(Work order):
How many lines of the entries hold the string "totalChecked"? Reply with the number alone.

== Segment start ==

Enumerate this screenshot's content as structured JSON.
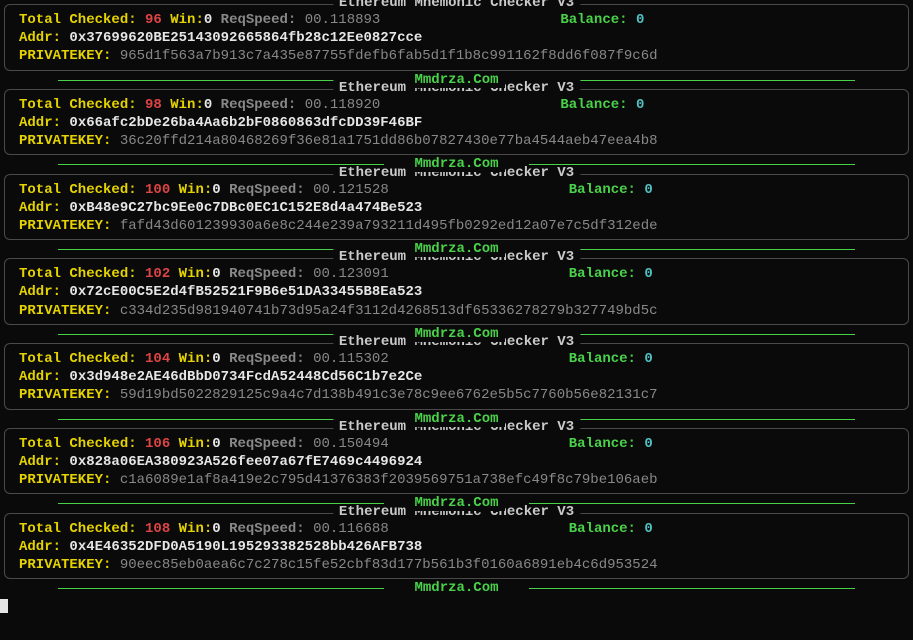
{
  "labels": {
    "title": "Ethereum Mnemonic Checker V3",
    "totalChecked": "Total Checked:",
    "win": "Win:",
    "reqSpeed": "ReqSpeed:",
    "balance": "Balance:",
    "addr": "Addr:",
    "privateKey": "PRIVATEKEY:",
    "footer": "Mmdrza.Com"
  },
  "entries": [
    {
      "totalChecked": "96",
      "win": "0",
      "reqSpeed": "00.118893",
      "balance": "0",
      "addr": "0x37699620BE25143092665864fb28c12Ee0827cce",
      "privateKey": "965d1f563a7b913c7a435e87755fdefb6fab5d1f1b8c991162f8dd6f087f9c6d"
    },
    {
      "totalChecked": "98",
      "win": "0",
      "reqSpeed": "00.118920",
      "balance": "0",
      "addr": "0x66afc2bDe26ba4Aa6b2bF0860863dfcDD39F46BF",
      "privateKey": "36c20ffd214a80468269f36e81a1751dd86b07827430e77ba4544aeb47eea4b8"
    },
    {
      "totalChecked": "100",
      "win": "0",
      "reqSpeed": "00.121528",
      "balance": "0",
      "addr": "0xB48e9C27bc9Ee0c7DBc0EC1C152E8d4a474Be523",
      "privateKey": "fafd43d601239930a6e8c244e239a793211d495fb0292ed12a07e7c5df312ede"
    },
    {
      "totalChecked": "102",
      "win": "0",
      "reqSpeed": "00.123091",
      "balance": "0",
      "addr": "0x72cE00C5E2d4fB52521F9B6e51DA33455B8Ea523",
      "privateKey": "c334d235d981940741b73d95a24f3112d4268513df65336278279b327749bd5c"
    },
    {
      "totalChecked": "104",
      "win": "0",
      "reqSpeed": "00.115302",
      "balance": "0",
      "addr": "0x3d948e2AE46dBbD0734FcdA52448Cd56C1b7e2Ce",
      "privateKey": "59d19bd5022829125c9a4c7d138b491c3e78c9ee6762e5b5c7760b56e82131c7"
    },
    {
      "totalChecked": "106",
      "win": "0",
      "reqSpeed": "00.150494",
      "balance": "0",
      "addr": "0x828a06EA380923A526fee07a67fE7469c4496924",
      "privateKey": "c1a6089e1af8a419e2c795d41376383f2039569751a738efc49f8c79be106aeb"
    },
    {
      "totalChecked": "108",
      "win": "0",
      "reqSpeed": "00.116688",
      "balance": "0",
      "addr": "0x4E46352DFD0A5190L195293382528bb426AFB738",
      "privateKey": "90eec85eb0aea6c7c278c15fe52cbf83d177b561b3f0160a6891eb4c6d953524"
    }
  ]
}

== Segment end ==

(Response below):
8